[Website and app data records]
-------------------------

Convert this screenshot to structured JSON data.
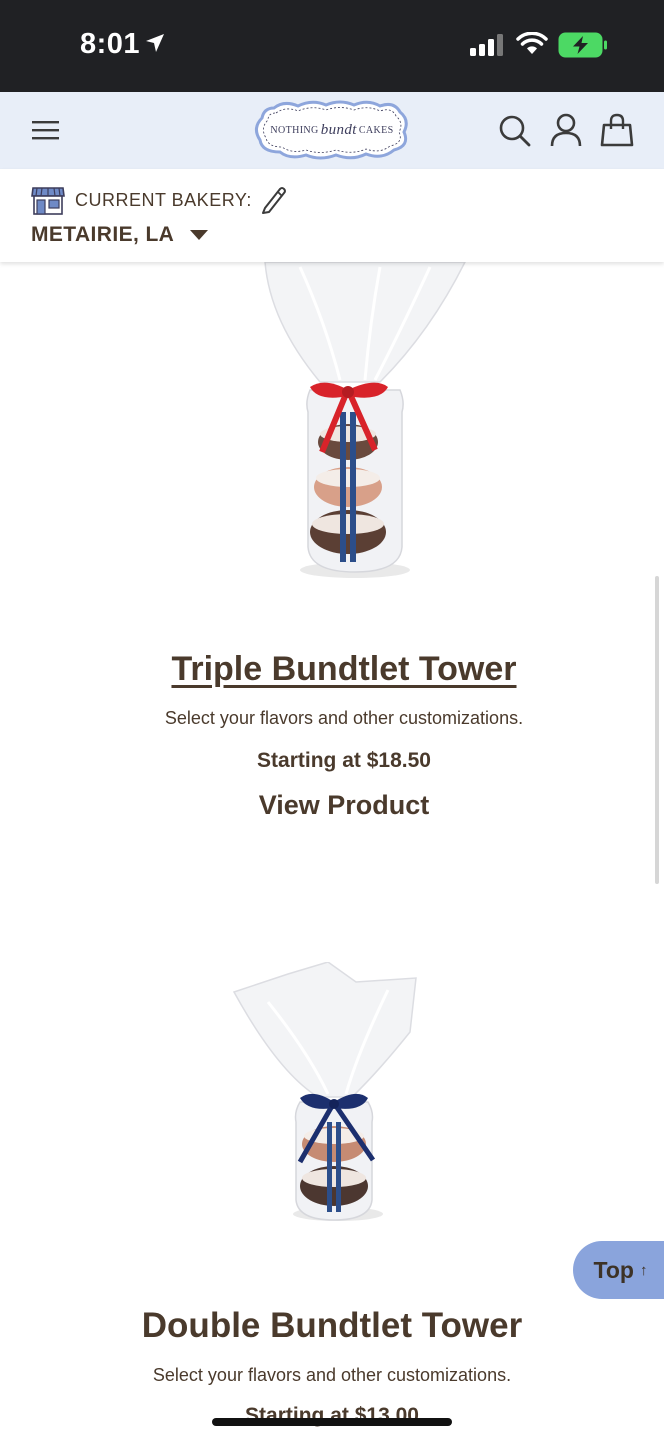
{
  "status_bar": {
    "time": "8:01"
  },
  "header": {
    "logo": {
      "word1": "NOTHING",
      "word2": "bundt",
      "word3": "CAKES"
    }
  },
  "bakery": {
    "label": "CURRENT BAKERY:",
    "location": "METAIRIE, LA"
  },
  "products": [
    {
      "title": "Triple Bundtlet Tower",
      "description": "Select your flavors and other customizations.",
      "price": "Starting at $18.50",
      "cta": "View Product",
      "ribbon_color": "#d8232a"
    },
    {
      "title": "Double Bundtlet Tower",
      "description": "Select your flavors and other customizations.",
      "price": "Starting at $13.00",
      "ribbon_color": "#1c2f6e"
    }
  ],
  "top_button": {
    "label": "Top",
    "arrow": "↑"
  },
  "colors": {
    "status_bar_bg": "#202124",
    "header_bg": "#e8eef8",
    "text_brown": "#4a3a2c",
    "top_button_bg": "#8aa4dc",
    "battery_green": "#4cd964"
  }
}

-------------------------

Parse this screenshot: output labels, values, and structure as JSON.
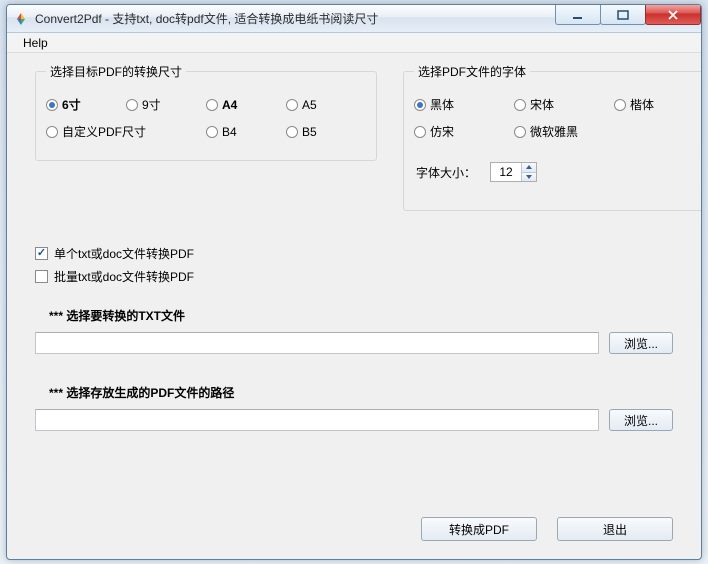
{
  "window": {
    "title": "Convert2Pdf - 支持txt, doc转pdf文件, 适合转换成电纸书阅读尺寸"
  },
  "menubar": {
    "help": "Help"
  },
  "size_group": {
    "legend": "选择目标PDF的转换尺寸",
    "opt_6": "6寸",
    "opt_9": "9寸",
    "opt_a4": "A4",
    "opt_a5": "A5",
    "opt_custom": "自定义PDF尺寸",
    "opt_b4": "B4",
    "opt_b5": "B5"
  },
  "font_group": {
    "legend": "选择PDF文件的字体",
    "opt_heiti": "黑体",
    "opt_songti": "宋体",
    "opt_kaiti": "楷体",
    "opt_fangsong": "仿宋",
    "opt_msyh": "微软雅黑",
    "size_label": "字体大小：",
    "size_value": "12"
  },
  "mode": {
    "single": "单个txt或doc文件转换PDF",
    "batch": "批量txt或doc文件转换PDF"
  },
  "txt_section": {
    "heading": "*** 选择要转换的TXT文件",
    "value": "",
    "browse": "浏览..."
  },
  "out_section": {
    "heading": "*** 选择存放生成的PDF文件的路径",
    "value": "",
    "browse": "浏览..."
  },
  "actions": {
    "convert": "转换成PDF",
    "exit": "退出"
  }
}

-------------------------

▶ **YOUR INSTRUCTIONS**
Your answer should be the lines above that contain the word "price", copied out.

▶ **EXERCISE SOLUTION**
      "price": "Starting at $18.50",
      "price": "Starting at $13.00",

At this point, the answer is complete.